## What to do
Copy every line of the data that contains the string "text".

Items listed in a dataset
--------

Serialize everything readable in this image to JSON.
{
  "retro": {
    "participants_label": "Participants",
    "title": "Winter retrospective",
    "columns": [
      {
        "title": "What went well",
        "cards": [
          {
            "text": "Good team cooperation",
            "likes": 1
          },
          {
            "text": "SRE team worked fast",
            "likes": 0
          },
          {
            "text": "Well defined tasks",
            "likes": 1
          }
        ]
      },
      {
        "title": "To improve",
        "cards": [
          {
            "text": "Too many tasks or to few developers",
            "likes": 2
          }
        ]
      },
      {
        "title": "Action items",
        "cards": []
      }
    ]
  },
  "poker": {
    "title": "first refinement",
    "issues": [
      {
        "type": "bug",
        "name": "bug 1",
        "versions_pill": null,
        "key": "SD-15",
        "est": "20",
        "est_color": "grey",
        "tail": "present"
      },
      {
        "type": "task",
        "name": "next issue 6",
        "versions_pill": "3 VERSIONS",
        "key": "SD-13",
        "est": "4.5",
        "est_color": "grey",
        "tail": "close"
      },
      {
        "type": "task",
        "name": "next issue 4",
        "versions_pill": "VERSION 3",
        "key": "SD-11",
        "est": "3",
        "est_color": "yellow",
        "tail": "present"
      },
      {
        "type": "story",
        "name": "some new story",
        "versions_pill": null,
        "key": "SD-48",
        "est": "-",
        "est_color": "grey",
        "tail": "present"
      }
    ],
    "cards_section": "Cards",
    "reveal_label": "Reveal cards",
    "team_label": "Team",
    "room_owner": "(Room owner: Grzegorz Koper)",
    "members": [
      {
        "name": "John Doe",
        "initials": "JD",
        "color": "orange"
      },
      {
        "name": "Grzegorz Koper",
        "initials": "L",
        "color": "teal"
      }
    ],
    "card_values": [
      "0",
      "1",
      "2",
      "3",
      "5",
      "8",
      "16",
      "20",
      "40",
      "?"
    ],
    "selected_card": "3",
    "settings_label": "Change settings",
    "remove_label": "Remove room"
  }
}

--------

## Written response
            "text": "Good team cooperation",
            "text": "SRE team worked fast",
            "text": "Well defined tasks",
            "text": "Too many tasks or to few developers",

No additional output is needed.